This topic is an excellent gene-environment interactions example. Attack of a fungus (environmental signal) on the host (a corn plant) results in genes (responding to the environmental signal) that mobilize a chemical (kiwellin-1) to defend itself against the invading fungus. Organisms, such as fungi, that cause disease in plants, often secrete proteins that aid the fungus’s growth and reproduction in the host. These are termed effector proteins, and some like to manipulate key metabolic pathways in the plant.

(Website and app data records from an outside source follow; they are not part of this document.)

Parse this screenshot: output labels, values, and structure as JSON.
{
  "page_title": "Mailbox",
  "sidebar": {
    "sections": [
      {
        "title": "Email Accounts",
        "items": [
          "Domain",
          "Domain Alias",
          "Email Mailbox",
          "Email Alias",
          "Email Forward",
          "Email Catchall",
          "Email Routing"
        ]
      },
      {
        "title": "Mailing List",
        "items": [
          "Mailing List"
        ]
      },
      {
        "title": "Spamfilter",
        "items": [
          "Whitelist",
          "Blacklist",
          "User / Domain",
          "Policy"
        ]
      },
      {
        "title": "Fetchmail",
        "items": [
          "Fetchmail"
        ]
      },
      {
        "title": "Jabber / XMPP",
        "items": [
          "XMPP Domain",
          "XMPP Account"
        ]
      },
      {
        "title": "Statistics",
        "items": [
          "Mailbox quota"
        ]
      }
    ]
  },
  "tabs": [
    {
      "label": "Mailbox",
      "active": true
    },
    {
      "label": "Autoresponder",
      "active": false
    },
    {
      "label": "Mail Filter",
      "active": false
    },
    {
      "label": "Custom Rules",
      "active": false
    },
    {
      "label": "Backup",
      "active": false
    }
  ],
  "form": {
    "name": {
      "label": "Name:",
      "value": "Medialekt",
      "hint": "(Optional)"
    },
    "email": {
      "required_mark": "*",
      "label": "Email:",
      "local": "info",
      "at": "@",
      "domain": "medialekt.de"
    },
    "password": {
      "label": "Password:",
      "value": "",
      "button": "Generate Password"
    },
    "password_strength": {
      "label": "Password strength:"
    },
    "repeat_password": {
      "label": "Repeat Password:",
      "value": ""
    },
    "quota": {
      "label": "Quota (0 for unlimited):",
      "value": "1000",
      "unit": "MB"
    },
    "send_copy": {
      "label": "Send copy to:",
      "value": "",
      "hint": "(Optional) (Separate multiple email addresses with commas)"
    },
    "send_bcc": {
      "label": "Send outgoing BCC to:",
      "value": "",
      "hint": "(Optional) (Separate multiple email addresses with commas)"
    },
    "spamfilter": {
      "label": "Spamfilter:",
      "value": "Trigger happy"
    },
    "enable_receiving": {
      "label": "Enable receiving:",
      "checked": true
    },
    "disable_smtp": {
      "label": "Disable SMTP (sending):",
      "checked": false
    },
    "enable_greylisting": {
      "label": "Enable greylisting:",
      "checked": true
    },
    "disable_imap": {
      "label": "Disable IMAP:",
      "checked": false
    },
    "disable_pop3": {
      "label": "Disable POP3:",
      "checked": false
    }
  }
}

Authors [see attached article] identified a protein in maize (corn) that blocks the enzymatic activity of a fungal effector enzyme — thereby preventing the effector’s ability to influence maize metabolism in a way that limits the plant’s defense response.
Authors studied infection of maize by the fungus Ustilago maydis, which can cause corn smut disease and results in substantial crop loss worldwide. The enzyme chorismate mutase (Cmu1), which converts chorismate to prephenate, is a known effector protein of this fungus.
Authors engineered a tagged version of Cmu1 to search for any plant proteins that might interact with Cmu1 in maize leaves infected specifically with U. maydis. Authors found a maize protein (which they call ZmKWL1) that binds to Cmu1. They then determined that ZmKWL1 is a member of a family of 20 proteins (in maize) called the kiwellins, and only ZmKWL1 was highly expressed in response to the U. maydis infection. Furthermore, ZmKWL1 exclusively bound and inhibited purified U. maydis Cmu1 in cell culture, whereas maize versions of chorismate mutase were not affected by ZmKWL1 (the specificity of this interaction is remarkable, given the structural similarity between the fungal and maize enzymes).
Phylogenetic analysis suggests that plant kiwellins have a versatile scaffold that can specifically counteract pathogen effectors such as
Cmu1. During colonization, the fungal enzyme Cmu1 is translocated to the cytosol of plant cells, where its chorismate mutase activity seems to channel chorismate into the phenylpropanoid pathway — thereby preventing biosynthesis of salicylic acid, a central signal for plant innate immune responses against biotrophic pathogens. Interfering with salicylic acid biosynthesis pathways is a well-known general strategy of plant-pathogenic fungi, oomycetes (fungus-like filamentous, microscopic, absorptive organisms that reproduce both sexually and asexually) and nematodes (roundworms). Salicylic acid is used by secreted chorismate mutase and isochorismatase enzymes.
Nature 31 Jan 2o19; 565: 650–653 [article] & pp 575-577 [News’N’Views editorial]